Swedish NATO membership not a done deal – Erdogan aide
Türkiye has opened the door to the process of Sweden joining NATO but has not yet given its approval, Omer Celik, spokesman for President Recep Tayyip Erdogan’s ruling AK Party, said on Friday.
In a live broadcast on Haberturk TV, Celik said there was a tripartite memorandum between Türkiye, Sweden and NATO about the preconditions for membership, in which Stockholm pledged to undertake certain steps.
If the Turkish parliament is told that Sweden has produced “a strong satisfactory result” by complying with its obligations, AKP deputies will vote to ratify its membership of the US-led military bloc, Celik told Haberturk.
Asked when this might happen, Celik said “at the next session” of the parliament, meaning not before October or November.
Earlier this week, NATO Secretary General Jens Stoltenberg said Türkiye had agreed to support Sweden’s application after a months-long delay.
Erdogan had reportedly attempted to tie his approval of Sweden’s membership bid to Türkiye being admitted to the European Union. In return, the US has signaled willingness to unblock a sale of F-16 fighters to Ankara.
Commenting on Türkiye’s relations with the US, Celik said that while meeting between Erdogan and US President Joe Biden promised “a new page,” the overall outcome remained to be seen. Relations could improve much faster if the US would change its mind about supporting Kurdish-led militants in Syria, Celik noted.

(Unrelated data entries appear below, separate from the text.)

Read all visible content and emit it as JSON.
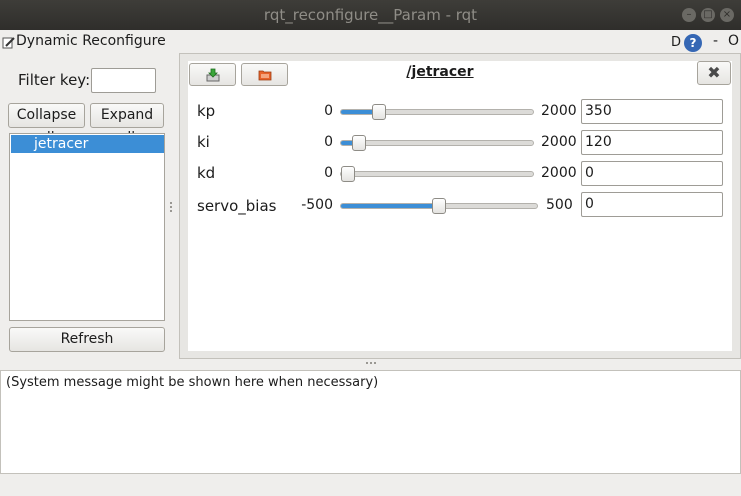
{
  "window": {
    "title": "rqt_reconfigure__Param - rqt"
  },
  "plugin": {
    "title": "Dynamic Reconfigure",
    "help_d": "D",
    "help_q": "?",
    "dash": "-",
    "o": "O"
  },
  "left": {
    "filter_label": "Filter key:",
    "filter_value": "",
    "collapse_label": "Collapse all",
    "expand_label": "Expand all",
    "tree_items": [
      "jetracer"
    ],
    "refresh_label": "Refresh"
  },
  "node": {
    "title": "/jetracer",
    "close_symbol": "✖"
  },
  "params": [
    {
      "name": "kp",
      "min": "0",
      "max": "2000",
      "value": "350",
      "fraction": 0.175
    },
    {
      "name": "ki",
      "min": "0",
      "max": "2000",
      "value": "120",
      "fraction": 0.06
    },
    {
      "name": "kd",
      "min": "0",
      "max": "2000",
      "value": "0",
      "fraction": 0.0
    },
    {
      "name": "servo_bias",
      "min": "-500",
      "max": "500",
      "value": "0",
      "fraction": 0.5
    }
  ],
  "system_message": "(System message might be shown here when necessary)",
  "colors": {
    "accent": "#3c8ed6",
    "titlebar": "#2f2e2b"
  }
}
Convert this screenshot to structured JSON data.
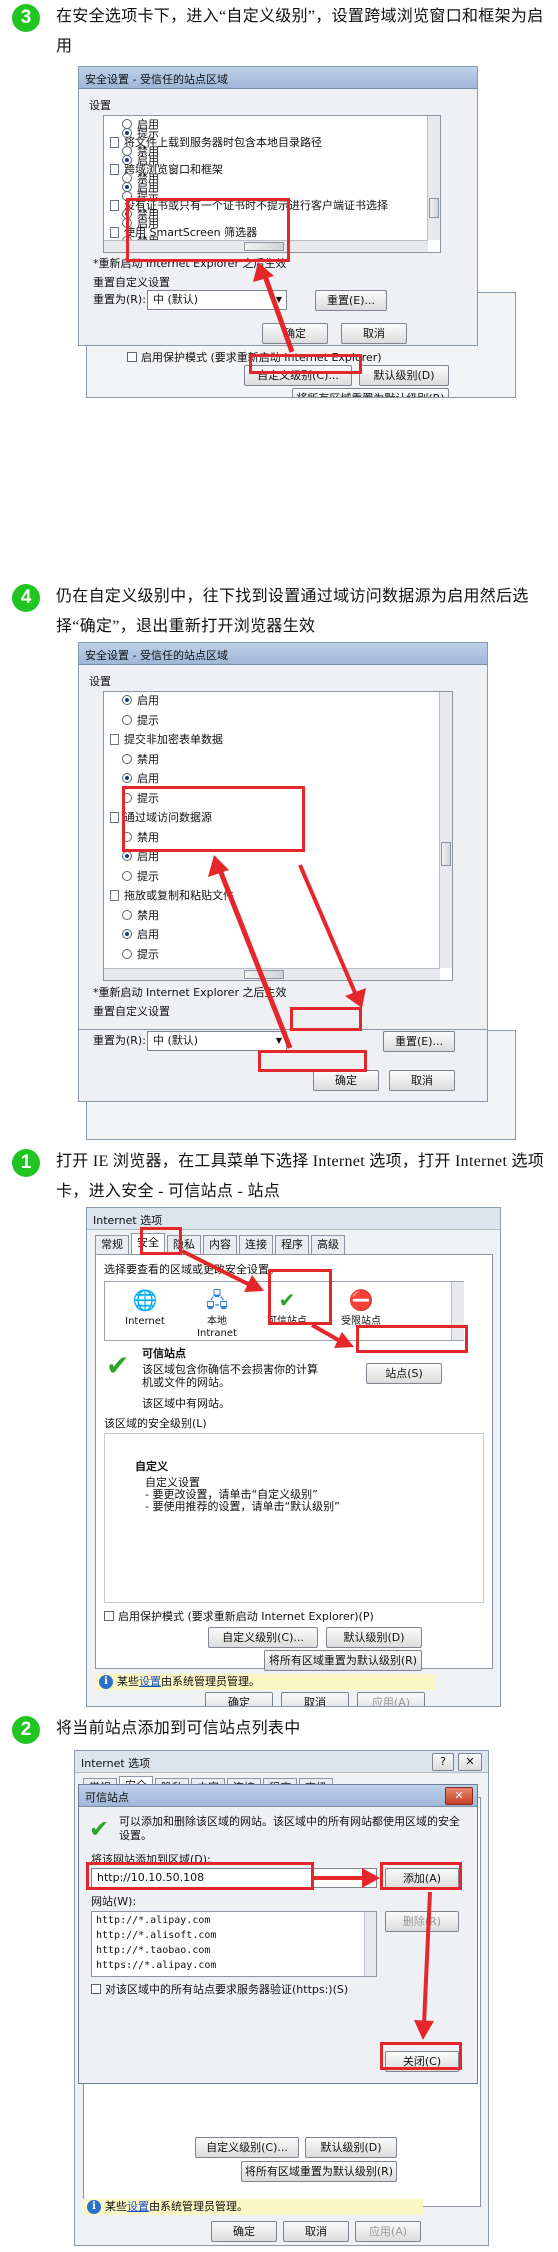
{
  "steps": [
    {
      "num": "3",
      "text": "在安全选项卡下，进入“自定义级别”，设置跨域浏览窗口和框架为启用"
    },
    {
      "num": "4",
      "text": "仍在自定义级别中，往下找到设置通过域访问数据源为启用然后选择“确定”，退出重新打开浏览器生效"
    },
    {
      "num": "1",
      "text": "打开 IE 浏览器，在工具菜单下选择 Internet 选项，打开 Internet 选项卡，进入安全 - 可信站点 - 站点"
    },
    {
      "num": "2",
      "text": "将当前站点添加到可信站点列表中"
    }
  ],
  "security_dialog": {
    "title": "安全设置 - 受信任的站点区域",
    "settings_label": "设置",
    "note": "*重新启动 Internet Explorer 之后生效",
    "reset_group": "重置自定义设置",
    "reset_to_label": "重置为(R):",
    "reset_value": "中 (默认)",
    "reset_button": "重置(E)...",
    "ok": "确定",
    "cancel": "取消",
    "list1": [
      {
        "t": "radio",
        "label": "启用",
        "on": false
      },
      {
        "t": "radio",
        "label": "提示",
        "on": true
      },
      {
        "t": "head",
        "label": "将文件上载到服务器时包含本地目录路径"
      },
      {
        "t": "radio",
        "label": "禁用",
        "on": false
      },
      {
        "t": "radio",
        "label": "启用",
        "on": true
      },
      {
        "t": "head",
        "label": "跨域浏览窗口和框架"
      },
      {
        "t": "radio",
        "label": "禁用",
        "on": false
      },
      {
        "t": "radio",
        "label": "启用",
        "on": true
      },
      {
        "t": "radio",
        "label": "提示",
        "on": false
      },
      {
        "t": "head",
        "label": "没有证书或只有一个证书时不提示进行客户端证书选择"
      },
      {
        "t": "radio",
        "label": "禁用",
        "on": true
      },
      {
        "t": "radio",
        "label": "启用",
        "on": false
      },
      {
        "t": "head",
        "label": "使用 SmartScreen 筛选器"
      },
      {
        "t": "radio",
        "label": "禁用",
        "on": false
      },
      {
        "t": "radio",
        "label": "启用",
        "on": false
      }
    ],
    "list2": [
      {
        "t": "radio",
        "label": "启用",
        "on": true
      },
      {
        "t": "radio",
        "label": "提示",
        "on": false
      },
      {
        "t": "head",
        "label": "提交非加密表单数据"
      },
      {
        "t": "radio",
        "label": "禁用",
        "on": false
      },
      {
        "t": "radio",
        "label": "启用",
        "on": true
      },
      {
        "t": "radio",
        "label": "提示",
        "on": false
      },
      {
        "t": "head",
        "label": "通过域访问数据源"
      },
      {
        "t": "radio",
        "label": "禁用",
        "on": false
      },
      {
        "t": "radio",
        "label": "启用",
        "on": true
      },
      {
        "t": "radio",
        "label": "提示",
        "on": false
      },
      {
        "t": "head",
        "label": "拖放或复制和粘贴文件"
      },
      {
        "t": "radio",
        "label": "禁用",
        "on": false
      },
      {
        "t": "radio",
        "label": "启用",
        "on": true
      },
      {
        "t": "radio",
        "label": "提示",
        "on": false
      }
    ]
  },
  "bg_panel": {
    "protect_mode": "启用保护模式 (要求重新启动 Internet Explorer)",
    "custom_level": "自定义级别(C)...",
    "default_level": "默认级别(D)",
    "reset_all": "将所有区域重置为默认级别(R)"
  },
  "internet_options": {
    "title": "Internet 选项",
    "tabs": [
      "常规",
      "安全",
      "隐私",
      "内容",
      "连接",
      "程序",
      "高级"
    ],
    "zone_prompt": "选择要查看的区域或更改安全设置。",
    "zones": [
      "Internet",
      "本地 Intranet",
      "可信站点",
      "受限站点"
    ],
    "zone_name": "可信站点",
    "zone_desc": "该区域包含你确信不会损害你的计算机或文件的网站。",
    "zone_has_sites": "该区域中有网站。",
    "sites_button": "站点(S)",
    "level_group": "该区域的安全级别(L)",
    "custom_title": "自定义",
    "custom_lines": [
      "自定义设置",
      "- 要更改设置，请单击“自定义级别”",
      "- 要使用推荐的设置，请单击“默认级别”"
    ],
    "protect_mode": "启用保护模式 (要求重新启动 Internet Explorer)(P)",
    "custom_level": "自定义级别(C)...",
    "default_level": "默认级别(D)",
    "reset_all": "将所有区域重置为默认级别(R)",
    "admin_note_pre": "某些",
    "admin_note_link": "设置",
    "admin_note_post": "由系统管理员管理。",
    "ok": "确定",
    "cancel": "取消",
    "apply": "应用(A)"
  },
  "trusted_sites": {
    "outer_title": "Internet 选项",
    "title": "可信站点",
    "help": "?",
    "close": "✕",
    "desc": "可以添加和删除该区域的网站。该区域中的所有网站都使用区域的安全设置。",
    "add_label": "将该网站添加到区域(D):",
    "url": "http://10.10.50.108",
    "add_button": "添加(A)",
    "sites_label": "网站(W):",
    "sites": [
      "http://*.alipay.com",
      "http://*.alisoft.com",
      "http://*.taobao.com",
      "https://*.alipay.com"
    ],
    "remove_button": "删除(R)",
    "https_label": "对该区域中的所有站点要求服务器验证(https:)(S)",
    "close_button": "关闭(C)"
  },
  "colors": {
    "accent": "#e5262a",
    "badge": "#21c521"
  }
}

NATO had hoped to admit Sweden and Finland together before the bloc’s summit in Vilnius, Lithuania this week. Finland eventually joined on its own, after Türkiye held up Sweden’s application over concerns that Stockholm was protecting Kurdish organizations that Ankara has labeled as terrorists. The US-dominated bloc technically requires the consensus of all 31 members before admitting new ones.